PROBLEM REQUIREMENTS: Pull every line that holds the word "icon" from the entries.

INFORMATION:
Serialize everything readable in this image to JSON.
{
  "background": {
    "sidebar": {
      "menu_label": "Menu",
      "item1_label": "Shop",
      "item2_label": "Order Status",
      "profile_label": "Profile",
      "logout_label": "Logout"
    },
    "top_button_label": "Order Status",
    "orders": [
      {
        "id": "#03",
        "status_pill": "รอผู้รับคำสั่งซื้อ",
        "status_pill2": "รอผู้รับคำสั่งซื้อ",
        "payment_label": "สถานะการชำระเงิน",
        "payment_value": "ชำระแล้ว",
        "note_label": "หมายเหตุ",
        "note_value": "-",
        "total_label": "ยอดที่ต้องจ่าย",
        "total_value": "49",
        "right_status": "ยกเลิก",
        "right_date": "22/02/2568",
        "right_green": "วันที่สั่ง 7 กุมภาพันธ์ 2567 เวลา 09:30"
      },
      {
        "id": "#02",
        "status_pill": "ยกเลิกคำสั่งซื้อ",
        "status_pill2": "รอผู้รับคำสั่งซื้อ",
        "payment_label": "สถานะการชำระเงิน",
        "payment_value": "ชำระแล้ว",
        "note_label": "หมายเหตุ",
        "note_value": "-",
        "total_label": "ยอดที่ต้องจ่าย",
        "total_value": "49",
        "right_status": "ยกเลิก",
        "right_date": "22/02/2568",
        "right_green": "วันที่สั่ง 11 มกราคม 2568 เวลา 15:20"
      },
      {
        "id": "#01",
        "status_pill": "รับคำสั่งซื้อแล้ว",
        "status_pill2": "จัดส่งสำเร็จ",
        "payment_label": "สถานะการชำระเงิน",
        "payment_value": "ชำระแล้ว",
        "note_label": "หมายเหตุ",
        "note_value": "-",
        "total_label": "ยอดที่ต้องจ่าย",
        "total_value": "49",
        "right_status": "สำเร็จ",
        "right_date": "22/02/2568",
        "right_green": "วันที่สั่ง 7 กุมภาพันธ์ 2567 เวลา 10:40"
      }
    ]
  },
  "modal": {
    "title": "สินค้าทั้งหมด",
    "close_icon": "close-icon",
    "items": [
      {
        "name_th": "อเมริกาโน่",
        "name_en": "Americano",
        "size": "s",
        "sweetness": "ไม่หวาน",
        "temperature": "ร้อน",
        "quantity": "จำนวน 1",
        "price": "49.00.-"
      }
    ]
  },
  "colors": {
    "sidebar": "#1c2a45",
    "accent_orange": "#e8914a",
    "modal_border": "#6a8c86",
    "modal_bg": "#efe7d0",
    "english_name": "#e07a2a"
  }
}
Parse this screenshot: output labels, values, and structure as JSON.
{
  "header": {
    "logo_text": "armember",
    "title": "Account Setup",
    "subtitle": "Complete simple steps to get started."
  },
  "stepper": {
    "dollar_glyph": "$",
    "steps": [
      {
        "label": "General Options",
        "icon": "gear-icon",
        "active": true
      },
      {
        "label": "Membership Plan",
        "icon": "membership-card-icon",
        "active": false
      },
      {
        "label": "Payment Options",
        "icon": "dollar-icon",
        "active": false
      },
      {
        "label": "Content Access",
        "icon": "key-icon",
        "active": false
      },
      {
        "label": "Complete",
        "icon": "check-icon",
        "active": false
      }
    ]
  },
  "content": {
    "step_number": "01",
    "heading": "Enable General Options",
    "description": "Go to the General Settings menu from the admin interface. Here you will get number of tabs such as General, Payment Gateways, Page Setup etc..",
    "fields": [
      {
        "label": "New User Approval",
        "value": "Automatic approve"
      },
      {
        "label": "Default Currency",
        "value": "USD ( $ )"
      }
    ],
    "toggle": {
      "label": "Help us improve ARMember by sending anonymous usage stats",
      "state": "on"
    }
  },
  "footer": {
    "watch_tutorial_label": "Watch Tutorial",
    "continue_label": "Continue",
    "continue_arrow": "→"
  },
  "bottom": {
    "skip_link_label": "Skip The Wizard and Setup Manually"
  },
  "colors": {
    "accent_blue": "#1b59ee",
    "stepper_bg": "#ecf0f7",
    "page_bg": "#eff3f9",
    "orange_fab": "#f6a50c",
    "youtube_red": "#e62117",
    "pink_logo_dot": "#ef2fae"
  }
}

PROBLEM SOLUTION:
    "close_icon": "close-icon",
        "icon": "gear-icon",
        "icon": "membership-card-icon",
        "icon": "dollar-icon",
        "icon": "key-icon",
        "icon": "check-icon",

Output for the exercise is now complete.